Collar Grabbing – Please Don’t Do It. Did you know that 20% of all dog bites occur when a family member reaches to grab the dog by the scruff or collar. One doesn't need to be a rocket scientist to figure out why this happens. The dog has learned that when people grab its collar bad things often happen. It only takes one time to make your dog hate coming when called and hate having you reach for its collar if you reprimand or punish the dog while raising your voice. The dog will become hand shy or will run from you, or worse, become defensive. So…..for sure, never ever grab a collar of dog you do not know will allow it…. particularly a newly adopted dog. You don’t know what the dog has endured in the past (nor do we) and whether or not it will let you do this. If you ignore this warning, do not be surprised if you get bitten. What you need to do is teach the dog that having someone reach for his/her collar is not a bad thing and only has positive consequences.

Start by breaking treats into pieces smaller than a pencil eraser and adding these special treats to your “come here” kibble bags that you have hidden all over the house.
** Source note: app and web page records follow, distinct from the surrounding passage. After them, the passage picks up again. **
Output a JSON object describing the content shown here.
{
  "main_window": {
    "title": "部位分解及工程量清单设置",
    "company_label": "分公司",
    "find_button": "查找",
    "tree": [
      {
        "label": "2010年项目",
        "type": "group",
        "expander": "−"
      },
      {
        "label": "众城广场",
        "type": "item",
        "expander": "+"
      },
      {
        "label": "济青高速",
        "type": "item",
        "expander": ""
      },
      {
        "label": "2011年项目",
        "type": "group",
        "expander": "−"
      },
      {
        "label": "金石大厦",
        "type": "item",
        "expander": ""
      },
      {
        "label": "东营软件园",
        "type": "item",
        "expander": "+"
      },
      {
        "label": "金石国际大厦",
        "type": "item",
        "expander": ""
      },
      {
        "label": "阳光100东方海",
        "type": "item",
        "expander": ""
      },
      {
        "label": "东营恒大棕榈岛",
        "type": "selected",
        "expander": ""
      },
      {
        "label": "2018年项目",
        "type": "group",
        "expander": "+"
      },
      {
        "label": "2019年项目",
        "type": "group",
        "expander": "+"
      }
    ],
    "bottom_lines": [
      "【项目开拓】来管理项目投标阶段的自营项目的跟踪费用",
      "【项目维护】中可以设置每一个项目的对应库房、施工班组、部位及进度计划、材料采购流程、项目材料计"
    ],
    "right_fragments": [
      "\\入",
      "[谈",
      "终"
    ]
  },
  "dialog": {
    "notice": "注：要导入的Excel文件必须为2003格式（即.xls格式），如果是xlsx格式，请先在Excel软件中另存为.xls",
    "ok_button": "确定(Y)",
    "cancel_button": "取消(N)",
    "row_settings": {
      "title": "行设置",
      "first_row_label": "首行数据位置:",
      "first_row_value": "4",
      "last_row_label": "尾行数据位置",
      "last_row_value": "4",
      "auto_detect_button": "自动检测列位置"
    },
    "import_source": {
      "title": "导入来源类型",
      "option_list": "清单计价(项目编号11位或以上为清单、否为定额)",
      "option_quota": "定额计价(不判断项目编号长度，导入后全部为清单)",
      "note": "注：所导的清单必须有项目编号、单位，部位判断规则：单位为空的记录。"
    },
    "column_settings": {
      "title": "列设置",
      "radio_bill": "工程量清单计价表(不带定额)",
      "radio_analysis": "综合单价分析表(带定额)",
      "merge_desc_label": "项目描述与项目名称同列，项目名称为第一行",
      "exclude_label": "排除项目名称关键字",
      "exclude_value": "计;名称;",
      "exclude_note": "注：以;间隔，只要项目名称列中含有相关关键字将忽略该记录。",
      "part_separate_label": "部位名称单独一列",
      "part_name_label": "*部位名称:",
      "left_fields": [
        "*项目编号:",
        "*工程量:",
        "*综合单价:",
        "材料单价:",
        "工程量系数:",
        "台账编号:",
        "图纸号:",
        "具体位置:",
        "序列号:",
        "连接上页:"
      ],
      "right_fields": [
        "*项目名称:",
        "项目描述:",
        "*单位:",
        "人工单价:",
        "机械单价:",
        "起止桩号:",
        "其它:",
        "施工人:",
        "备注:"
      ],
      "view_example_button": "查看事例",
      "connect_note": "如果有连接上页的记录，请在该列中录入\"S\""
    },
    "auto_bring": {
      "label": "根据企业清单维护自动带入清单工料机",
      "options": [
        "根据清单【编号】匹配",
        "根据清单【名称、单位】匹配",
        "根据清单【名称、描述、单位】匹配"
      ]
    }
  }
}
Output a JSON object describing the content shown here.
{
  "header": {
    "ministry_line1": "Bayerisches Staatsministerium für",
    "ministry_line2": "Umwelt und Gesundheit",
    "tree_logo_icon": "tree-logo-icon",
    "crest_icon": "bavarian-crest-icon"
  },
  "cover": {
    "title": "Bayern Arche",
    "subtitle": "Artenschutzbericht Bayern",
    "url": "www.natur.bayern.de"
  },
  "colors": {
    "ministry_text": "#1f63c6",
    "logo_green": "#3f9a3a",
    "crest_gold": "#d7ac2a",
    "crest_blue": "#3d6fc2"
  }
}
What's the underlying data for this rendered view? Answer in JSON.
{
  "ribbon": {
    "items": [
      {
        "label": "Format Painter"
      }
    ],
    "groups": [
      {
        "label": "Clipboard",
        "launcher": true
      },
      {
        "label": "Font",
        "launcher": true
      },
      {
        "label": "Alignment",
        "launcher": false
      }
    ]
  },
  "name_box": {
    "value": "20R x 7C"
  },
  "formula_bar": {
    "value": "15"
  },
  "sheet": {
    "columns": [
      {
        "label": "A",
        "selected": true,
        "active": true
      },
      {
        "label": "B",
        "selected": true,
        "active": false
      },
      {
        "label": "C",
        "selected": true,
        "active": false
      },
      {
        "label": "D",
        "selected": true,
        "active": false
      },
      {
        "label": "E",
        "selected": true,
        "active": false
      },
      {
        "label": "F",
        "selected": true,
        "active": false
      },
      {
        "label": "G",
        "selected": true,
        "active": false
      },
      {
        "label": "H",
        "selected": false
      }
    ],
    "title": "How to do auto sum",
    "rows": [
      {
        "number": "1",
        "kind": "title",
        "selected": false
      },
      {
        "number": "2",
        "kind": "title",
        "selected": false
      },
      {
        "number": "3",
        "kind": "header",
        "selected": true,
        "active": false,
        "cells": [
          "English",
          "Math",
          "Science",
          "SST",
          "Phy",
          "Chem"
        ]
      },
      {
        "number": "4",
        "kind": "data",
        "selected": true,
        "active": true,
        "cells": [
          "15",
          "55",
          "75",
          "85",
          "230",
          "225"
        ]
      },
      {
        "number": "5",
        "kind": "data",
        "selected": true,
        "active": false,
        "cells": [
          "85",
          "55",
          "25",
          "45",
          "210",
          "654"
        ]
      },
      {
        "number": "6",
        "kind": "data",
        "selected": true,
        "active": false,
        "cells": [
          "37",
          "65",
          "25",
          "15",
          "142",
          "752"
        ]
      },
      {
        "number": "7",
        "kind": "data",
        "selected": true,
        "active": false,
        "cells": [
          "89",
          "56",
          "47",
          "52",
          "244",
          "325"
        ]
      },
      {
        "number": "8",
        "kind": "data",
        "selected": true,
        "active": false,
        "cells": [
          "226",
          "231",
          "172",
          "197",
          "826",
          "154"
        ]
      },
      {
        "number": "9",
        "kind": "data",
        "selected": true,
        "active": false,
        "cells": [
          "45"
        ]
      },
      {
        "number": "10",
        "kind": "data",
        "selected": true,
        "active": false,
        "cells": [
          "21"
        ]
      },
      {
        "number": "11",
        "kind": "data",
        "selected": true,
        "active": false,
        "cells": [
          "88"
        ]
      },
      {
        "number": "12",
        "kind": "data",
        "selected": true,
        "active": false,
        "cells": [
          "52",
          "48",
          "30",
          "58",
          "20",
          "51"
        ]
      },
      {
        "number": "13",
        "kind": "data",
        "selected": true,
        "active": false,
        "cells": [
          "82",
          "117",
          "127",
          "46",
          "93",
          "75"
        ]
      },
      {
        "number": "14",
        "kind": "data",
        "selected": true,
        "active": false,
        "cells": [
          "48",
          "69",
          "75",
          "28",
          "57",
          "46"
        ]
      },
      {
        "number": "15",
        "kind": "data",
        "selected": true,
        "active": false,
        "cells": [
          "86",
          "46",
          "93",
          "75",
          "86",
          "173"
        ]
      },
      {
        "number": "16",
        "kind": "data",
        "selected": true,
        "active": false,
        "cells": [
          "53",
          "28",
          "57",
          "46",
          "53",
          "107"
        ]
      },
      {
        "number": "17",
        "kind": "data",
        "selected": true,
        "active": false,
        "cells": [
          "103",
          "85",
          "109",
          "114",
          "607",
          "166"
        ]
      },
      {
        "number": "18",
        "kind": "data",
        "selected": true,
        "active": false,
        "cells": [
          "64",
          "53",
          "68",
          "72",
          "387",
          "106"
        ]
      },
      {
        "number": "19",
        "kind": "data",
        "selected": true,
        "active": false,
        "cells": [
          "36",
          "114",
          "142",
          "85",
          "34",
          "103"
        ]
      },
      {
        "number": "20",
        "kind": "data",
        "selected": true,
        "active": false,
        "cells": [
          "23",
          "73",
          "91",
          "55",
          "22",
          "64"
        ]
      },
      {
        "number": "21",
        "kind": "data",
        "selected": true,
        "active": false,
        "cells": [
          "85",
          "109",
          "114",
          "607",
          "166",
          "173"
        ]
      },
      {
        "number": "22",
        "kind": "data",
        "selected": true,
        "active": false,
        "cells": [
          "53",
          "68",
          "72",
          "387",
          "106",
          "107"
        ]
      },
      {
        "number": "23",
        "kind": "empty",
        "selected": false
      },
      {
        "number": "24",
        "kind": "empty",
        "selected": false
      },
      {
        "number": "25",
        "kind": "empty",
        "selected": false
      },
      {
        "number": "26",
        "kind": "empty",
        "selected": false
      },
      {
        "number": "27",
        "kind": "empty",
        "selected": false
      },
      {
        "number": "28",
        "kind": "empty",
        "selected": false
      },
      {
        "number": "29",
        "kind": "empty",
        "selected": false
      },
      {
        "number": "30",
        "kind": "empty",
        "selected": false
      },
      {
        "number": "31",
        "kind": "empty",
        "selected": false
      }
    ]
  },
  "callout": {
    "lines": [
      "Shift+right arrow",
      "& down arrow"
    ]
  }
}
Many times a day, call your dog to “come here” and reward him kibble for complying. Then, reach slowly and gently under his chin and give him a little scratch. When he accepts this attention, smile, praise him, and feed him one of the treat pieces. With each repetition of this process, you should move closer to grabbing his collar from under his chin. For dogs who haven’t shown any particular sensitivity to the process, you should be able to grab his collar within 6 trials. For dogs who have shown sensitivity to collar grabs, go slowly. It may take 12 or more repetitions before you feel safe grabbing his collar underneath his chin. No matter how long it takes, there are a few points to keep in mind. The first collar grab should be very gentle. You should only grab for underneath his chin. After he willingly allows this first collar grab, they should smile, praise like crazy and give him several pieces of the yummy treats.

Once you have mastered the under the chin collar grab, repeat the process but reach for his collar on top of his neck. Moving your hand over his head is more frightening for him so it may take many repetitions over the course of days before you are comfortable grabbing his collar. Go as slowly as he needs you to go. If he acts frightened of your hand at all, back up to the last point where he accepted your touch without reaction and progress more slowly. Remember you may be undoing years of damage here so patience is critical.

Once your dog accepts gentle collar grabs, begin reaching out to grab more quickly and putting more pressure on his collar. Always reward him with your smile, kind words, and treats for allowing your grab.

Finally, you may begin reaching out to grab his collar in unexpected situations. Again, slowly increase the speed at which you grab him and the pressure you exert when you do grab him. Once he shows no negative reaction to having his collar suddenly, strongly and unexpectedly grabbed, you may begin rewarding him with treats only on a random, every now and then, basis. It is at this point that you may also begin grabbing him to attach his leash when he is playing off-leash in a safely fenced area. Do three or four collar grabs complete with leash attachments, holding the dog for a few seconds before unsnapping leash and commanding the dog to “go play”, before you actually stop the fun for real.